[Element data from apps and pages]
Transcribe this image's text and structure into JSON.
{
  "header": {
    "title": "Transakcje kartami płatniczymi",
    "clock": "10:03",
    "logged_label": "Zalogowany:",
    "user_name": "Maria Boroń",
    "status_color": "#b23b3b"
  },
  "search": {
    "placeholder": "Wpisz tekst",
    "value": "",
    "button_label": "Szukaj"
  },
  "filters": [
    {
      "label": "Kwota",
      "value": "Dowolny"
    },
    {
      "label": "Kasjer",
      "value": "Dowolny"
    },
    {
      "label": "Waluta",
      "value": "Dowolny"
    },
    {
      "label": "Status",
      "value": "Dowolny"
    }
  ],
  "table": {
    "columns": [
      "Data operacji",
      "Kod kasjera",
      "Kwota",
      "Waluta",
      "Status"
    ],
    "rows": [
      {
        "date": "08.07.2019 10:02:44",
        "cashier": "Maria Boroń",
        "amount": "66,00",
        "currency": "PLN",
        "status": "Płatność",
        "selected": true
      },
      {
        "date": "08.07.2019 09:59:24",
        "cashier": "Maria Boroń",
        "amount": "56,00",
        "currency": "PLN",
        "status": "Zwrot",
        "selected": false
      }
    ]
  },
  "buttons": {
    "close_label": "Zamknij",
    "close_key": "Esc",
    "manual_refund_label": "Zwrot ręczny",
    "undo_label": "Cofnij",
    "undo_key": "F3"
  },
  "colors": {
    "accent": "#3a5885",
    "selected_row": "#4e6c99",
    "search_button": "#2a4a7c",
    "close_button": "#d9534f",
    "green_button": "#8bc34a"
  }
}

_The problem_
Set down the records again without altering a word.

_Task output_
Transcribe this image's text and structure into JSON.
{
  "header": {
    "title": "Transakcje kartami płatniczymi",
    "clock": "10:03",
    "logged_label": "Zalogowany:",
    "user_name": "Maria Boroń",
    "status_color": "#b23b3b"
  },
  "search": {
    "placeholder": "Wpisz tekst",
    "value": "",
    "button_label": "Szukaj"
  },
  "filters": [
    {
      "label": "Kwota",
      "value": "Dowolny"
    },
    {
      "label": "Kasjer",
      "value": "Dowolny"
    },
    {
      "label": "Waluta",
      "value": "Dowolny"
    },
    {
      "label": "Status",
      "value": "Dowolny"
    }
  ],
  "table": {
    "columns": [
      "Data operacji",
      "Kod kasjera",
      "Kwota",
      "Waluta",
      "Status"
    ],
    "rows": [
      {
        "date": "08.07.2019 10:02:44",
        "cashier": "Maria Boroń",
        "amount": "66,00",
        "currency": "PLN",
        "status": "Płatność",
        "selected": true
      },
      {
        "date": "08.07.2019 09:59:24",
        "cashier": "Maria Boroń",
        "amount": "56,00",
        "currency": "PLN",
        "status": "Zwrot",
        "selected": false
      }
    ]
  },
  "buttons": {
    "close_label": "Zamknij",
    "close_key": "Esc",
    "manual_refund_label": "Zwrot ręczny",
    "undo_label": "Cofnij",
    "undo_key": "F3"
  },
  "colors": {
    "accent": "#3a5885",
    "selected_row": "#4e6c99",
    "search_button": "#2a4a7c",
    "close_button": "#d9534f",
    "green_button": "#8bc34a"
  }
}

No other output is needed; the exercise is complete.